The problem here is that honey, especially if you buy it ethically from an apiarist, isn’t actually detrimental to the well-being of the bee or the hive. In the wild, honey is used as a food stock, but in a domesticated honeybee colony, the bees are fed quite well, and so the honey is a surplus.

The alternatives, like sugar, relies on monocrops in third world countries, with transient labour. Growing up, there was a sugarcane field by my house, and I’m sure the Haitian men who worked backbreaking hours hacking a machete through knife-bladed leaves in 40 degree heat for a couple dollars a day would have traded a testicle to be a Canadian honeybee. Stevia’s going the same way, iirc.

Additionally, apiarists are actually huge proponents and activists for sustainable bee-keeping, and it’s estimated that the domesticated hive may be the last great hope for declining populations, because we can optimize their chances for survival.

It’s their life’s work, sure, but it’s not the death of them to use it responsibly.

literally read anything about the history of sugarcane and the cuban sugar industry if you think sugar is or ever has been more ethical than honey

say it with me now

emotional

abuse

is

still

abuse

do not fucking tell me someone with abusive parents “had it easy” just because the abuse wasn’t physical or sexual

just don’t

Hello, yes, I am here today to tell you that if you type a Harry Potter spell into Google along with “definition” it will tell you what the spell does. Thank you, that is all.

Study finds children with low self-esteem are often praised for personal qualities instead of efforts

cloudplusone:

catbountry:

drtanner:

psshaw:

uprightbipedalist:

This is another one that’s just stacking up on information we’ve suspected for a while. When a child is praised for being smart or talented, it makes the stakes that much higher because they need to stay smart or talented in order to maintain their identity. Here’s the crux of this study:

“Adults may feel that praising children for their inherent qualities helps combat low self-esteem, but it might convey to children that they are valued as a person only when they succeed,” Brummelman said. “When children subsequently fail, they may infer they are unworthy.”

The west especially values this sorta-myth of inherent ability over hard work. The one upside is that it gives lazy jerks like me an out when math is revealed to be “not my thing” after the first couple tries.

This has been a huge problem for me with my own self esteem.
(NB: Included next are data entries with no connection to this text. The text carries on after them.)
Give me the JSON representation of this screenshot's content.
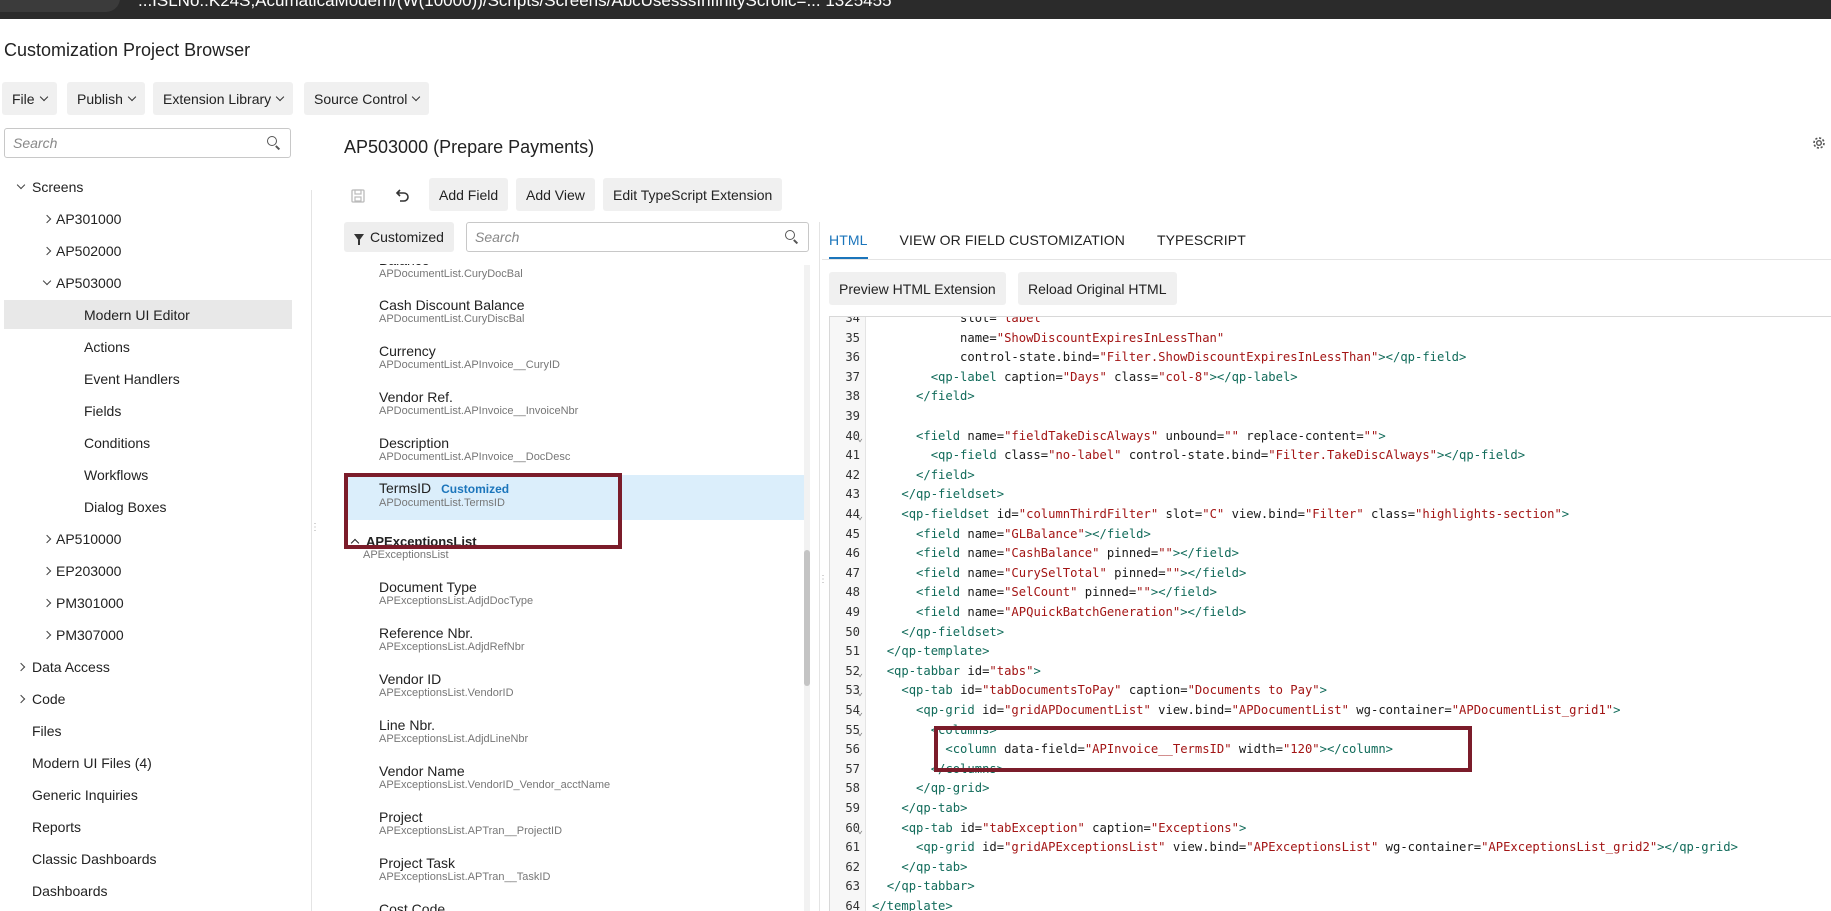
{
  "window": {
    "url_fragment": "...ISLNo.:K24S,AcumaticaModern/(W(10000))/Scripts/Screens/AbcUsesssInfinityScrollc=... 1325455"
  },
  "app": {
    "title": "Customization Project Browser"
  },
  "menu": [
    {
      "label": "File"
    },
    {
      "label": "Publish"
    },
    {
      "label": "Extension Library"
    },
    {
      "label": "Source Control"
    }
  ],
  "sidebar": {
    "search_placeholder": "Search",
    "items": [
      {
        "label": "Screens",
        "level": 0,
        "toggle": "expanded"
      },
      {
        "label": "AP301000",
        "level": 1,
        "toggle": "collapsed"
      },
      {
        "label": "AP502000",
        "level": 1,
        "toggle": "collapsed"
      },
      {
        "label": "AP503000",
        "level": 1,
        "toggle": "expanded"
      },
      {
        "label": "Modern UI Editor",
        "level": 2,
        "toggle": "none",
        "selected": true
      },
      {
        "label": "Actions",
        "level": 2,
        "toggle": "none"
      },
      {
        "label": "Event Handlers",
        "level": 2,
        "toggle": "none"
      },
      {
        "label": "Fields",
        "level": 2,
        "toggle": "none"
      },
      {
        "label": "Conditions",
        "level": 2,
        "toggle": "none"
      },
      {
        "label": "Workflows",
        "level": 2,
        "toggle": "none"
      },
      {
        "label": "Dialog Boxes",
        "level": 2,
        "toggle": "none"
      },
      {
        "label": "AP510000",
        "level": 1,
        "toggle": "collapsed"
      },
      {
        "label": "EP203000",
        "level": 1,
        "toggle": "collapsed"
      },
      {
        "label": "PM301000",
        "level": 1,
        "toggle": "collapsed"
      },
      {
        "label": "PM307000",
        "level": 1,
        "toggle": "collapsed"
      },
      {
        "label": "Data Access",
        "level": 0,
        "toggle": "collapsed"
      },
      {
        "label": "Code",
        "level": 0,
        "toggle": "collapsed"
      },
      {
        "label": "Files",
        "level": 0,
        "toggle": "none"
      },
      {
        "label": "Modern UI Files (4)",
        "level": 0,
        "toggle": "none"
      },
      {
        "label": "Generic Inquiries",
        "level": 0,
        "toggle": "none"
      },
      {
        "label": "Reports",
        "level": 0,
        "toggle": "none"
      },
      {
        "label": "Classic Dashboards",
        "level": 0,
        "toggle": "none"
      },
      {
        "label": "Dashboards",
        "level": 0,
        "toggle": "none"
      }
    ]
  },
  "screen": {
    "title": "AP503000 (Prepare Payments)",
    "toolbar": {
      "add_field": "Add Field",
      "add_view": "Add View",
      "edit_ts": "Edit TypeScript Extension"
    },
    "filter_label": "Customized",
    "field_search_placeholder": "Search",
    "fields": [
      {
        "name": "Balance",
        "path": "APDocumentList.CuryDocBal"
      },
      {
        "name": "Cash Discount Balance",
        "path": "APDocumentList.CuryDiscBal"
      },
      {
        "name": "Currency",
        "path": "APDocumentList.APInvoice__CuryID"
      },
      {
        "name": "Vendor Ref.",
        "path": "APDocumentList.APInvoice__InvoiceNbr"
      },
      {
        "name": "Description",
        "path": "APDocumentList.APInvoice__DocDesc"
      },
      {
        "name": "TermsID",
        "path": "APDocumentList.TermsID",
        "badge": "Customized",
        "selected": true
      }
    ],
    "group": {
      "name": "APExceptionsList",
      "path": "APExceptionsList"
    },
    "group_fields": [
      {
        "name": "Document Type",
        "path": "APExceptionsList.AdjdDocType"
      },
      {
        "name": "Reference Nbr.",
        "path": "APExceptionsList.AdjdRefNbr"
      },
      {
        "name": "Vendor ID",
        "path": "APExceptionsList.VendorID"
      },
      {
        "name": "Line Nbr.",
        "path": "APExceptionsList.AdjdLineNbr"
      },
      {
        "name": "Vendor Name",
        "path": "APExceptionsList.VendorID_Vendor_acctName"
      },
      {
        "name": "Project",
        "path": "APExceptionsList.APTran__ProjectID"
      },
      {
        "name": "Project Task",
        "path": "APExceptionsList.APTran__TaskID"
      },
      {
        "name": "Cost Code",
        "path": ""
      }
    ]
  },
  "editor": {
    "tabs": [
      {
        "label": "HTML",
        "active": true
      },
      {
        "label": "VIEW OR FIELD CUSTOMIZATION"
      },
      {
        "label": "TYPESCRIPT"
      }
    ],
    "preview_btn": "Preview HTML Extension",
    "reload_btn": "Reload Original HTML",
    "lines": [
      {
        "n": "34",
        "text": "            slot=\"label\""
      },
      {
        "n": "35",
        "text": "            name=\"ShowDiscountExpiresInLessThan\""
      },
      {
        "n": "36",
        "text": "            control-state.bind=\"Filter.ShowDiscountExpiresInLessThan\"></qp-field>"
      },
      {
        "n": "37",
        "text": "        <qp-label caption=\"Days\" class=\"col-8\"></qp-label>"
      },
      {
        "n": "38",
        "text": "      </field>"
      },
      {
        "n": "39",
        "text": ""
      },
      {
        "n": "40",
        "text": "      <field name=\"fieldTakeDiscAlways\" unbound=\"\" replace-content=\"\">",
        "fold": true
      },
      {
        "n": "41",
        "text": "        <qp-field class=\"no-label\" control-state.bind=\"Filter.TakeDiscAlways\"></qp-field>"
      },
      {
        "n": "42",
        "text": "      </field>"
      },
      {
        "n": "43",
        "text": "    </qp-fieldset>"
      },
      {
        "n": "44",
        "text": "    <qp-fieldset id=\"columnThirdFilter\" slot=\"C\" view.bind=\"Filter\" class=\"highlights-section\">",
        "fold": true
      },
      {
        "n": "45",
        "text": "      <field name=\"GLBalance\"></field>"
      },
      {
        "n": "46",
        "text": "      <field name=\"CashBalance\" pinned=\"\"></field>"
      },
      {
        "n": "47",
        "text": "      <field name=\"CurySelTotal\" pinned=\"\"></field>"
      },
      {
        "n": "48",
        "text": "      <field name=\"SelCount\" pinned=\"\"></field>"
      },
      {
        "n": "49",
        "text": "      <field name=\"APQuickBatchGeneration\"></field>"
      },
      {
        "n": "50",
        "text": "    </qp-fieldset>"
      },
      {
        "n": "51",
        "text": "  </qp-template>"
      },
      {
        "n": "52",
        "text": "  <qp-tabbar id=\"tabs\">",
        "fold": true
      },
      {
        "n": "53",
        "text": "    <qp-tab id=\"tabDocumentsToPay\" caption=\"Documents to Pay\">",
        "fold": true
      },
      {
        "n": "54",
        "text": "      <qp-grid id=\"gridAPDocumentList\" view.bind=\"APDocumentList\" wg-container=\"APDocumentList_grid1\">",
        "fold": true
      },
      {
        "n": "55",
        "text": "        <columns>",
        "fold": true
      },
      {
        "n": "56",
        "text": "          <column data-field=\"APInvoice__TermsID\" width=\"120\"></column>"
      },
      {
        "n": "57",
        "text": "        </columns>"
      },
      {
        "n": "58",
        "text": "      </qp-grid>"
      },
      {
        "n": "59",
        "text": "    </qp-tab>"
      },
      {
        "n": "60",
        "text": "    <qp-tab id=\"tabException\" caption=\"Exceptions\">",
        "fold": true
      },
      {
        "n": "61",
        "text": "      <qp-grid id=\"gridAPExceptionsList\" view.bind=\"APExceptionsList\" wg-container=\"APExceptionsList_grid2\"></qp-grid>"
      },
      {
        "n": "62",
        "text": "    </qp-tab>"
      },
      {
        "n": "63",
        "text": "  </qp-tabbar>"
      },
      {
        "n": "64",
        "text": "</template>"
      }
    ]
  },
  "colors": {
    "accent": "#1b75bb",
    "highlight_box": "#7b1c2a",
    "selected_row": "#dbeefb",
    "tag": "#116b5a",
    "string": "#a31515"
  }
}
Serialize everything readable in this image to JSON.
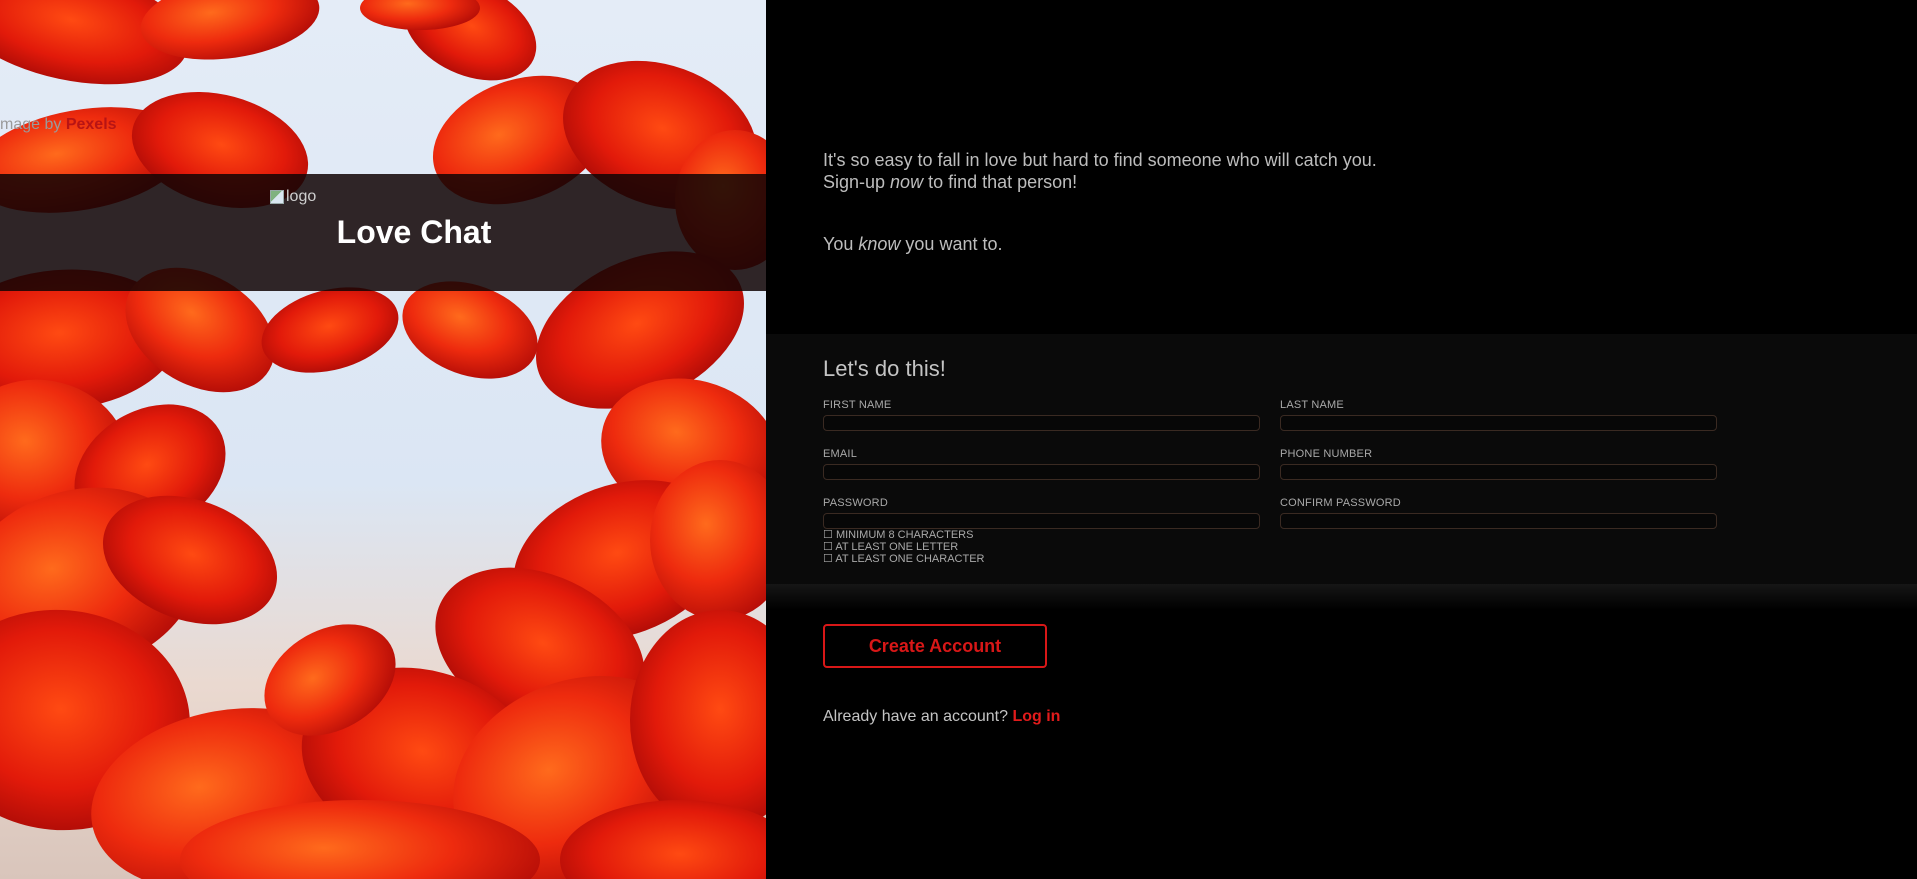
{
  "hero": {
    "credit_prefix": "mage by",
    "credit_link": "Pexels",
    "logo_alt": "logo",
    "brand_title": "Love Chat",
    "accent_color": "#d81717"
  },
  "intro": {
    "line1": "It's so easy to fall in love but hard to find someone who will catch you.",
    "line2_before": "Sign-up ",
    "line2_em": "now",
    "line2_after": " to find that person!",
    "line3_before": "You ",
    "line3_em": "know",
    "line3_after": " you want to."
  },
  "form": {
    "heading": "Let's do this!",
    "fields": {
      "first_name": {
        "label": "FIRST NAME",
        "value": ""
      },
      "last_name": {
        "label": "LAST NAME",
        "value": ""
      },
      "email": {
        "label": "EMAIL",
        "value": ""
      },
      "phone": {
        "label": "PHONE NUMBER",
        "value": ""
      },
      "password": {
        "label": "PASSWORD",
        "value": ""
      },
      "confirm_password": {
        "label": "CONFIRM PASSWORD",
        "value": ""
      }
    },
    "password_rules": [
      {
        "icon": "☐",
        "text": "MINIMUM 8 CHARACTERS"
      },
      {
        "icon": "☐",
        "text": "AT LEAST ONE LETTER"
      },
      {
        "icon": "☐",
        "text": "AT LEAST ONE CHARACTER"
      }
    ],
    "submit_label": "Create Account"
  },
  "login": {
    "prompt": "Already have an account?",
    "link": "Log in"
  }
}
I always did tremendously well in school from the second I got there and had always been praised for being intelligent, creative, talented, etc., and as a result, I now suffer from extremely destructive perfectionism in just about everything that I attempt to do, ever.

Because, you know. If the things I do aren’t perfect, then I’m clearly not intelligent, creative, talented, etc., am I. 

This explains so much.

I wish parents and teachers knew this.

meladoodle:

nothing pisses me off more than the fact that 90% of women’s jeans have non-functioning pockets but baby clothes have proper pockets? what are babies carrying around that i’m not? baby wallets? fuck off

Strategies for When Healthcare Workers Dismiss Chronic Fatigue Complaints

iamtheprofessionalpatient:

Strategies for When Healthcare Workers Dismiss Chronic Fatigue Complaints

Image courtesy of: http://www.blisstree.com/2013/04/24/mental-health-well-being/overweight-patients-get-no-love-or-empathy-from-doctors/

When I have an appointment with a new medical professional, I dread the part of the visit when I will have to talk about my chronic fatigue syndrome. Even if the first part of the…

This is some great advice not only for chronic fatigue patients, but also for anyone else of fringe diagnosis, such as fibromyalgia, pain disorder, and anyone who has an early onset disease/disorder such as arthritis or any form autoimmune.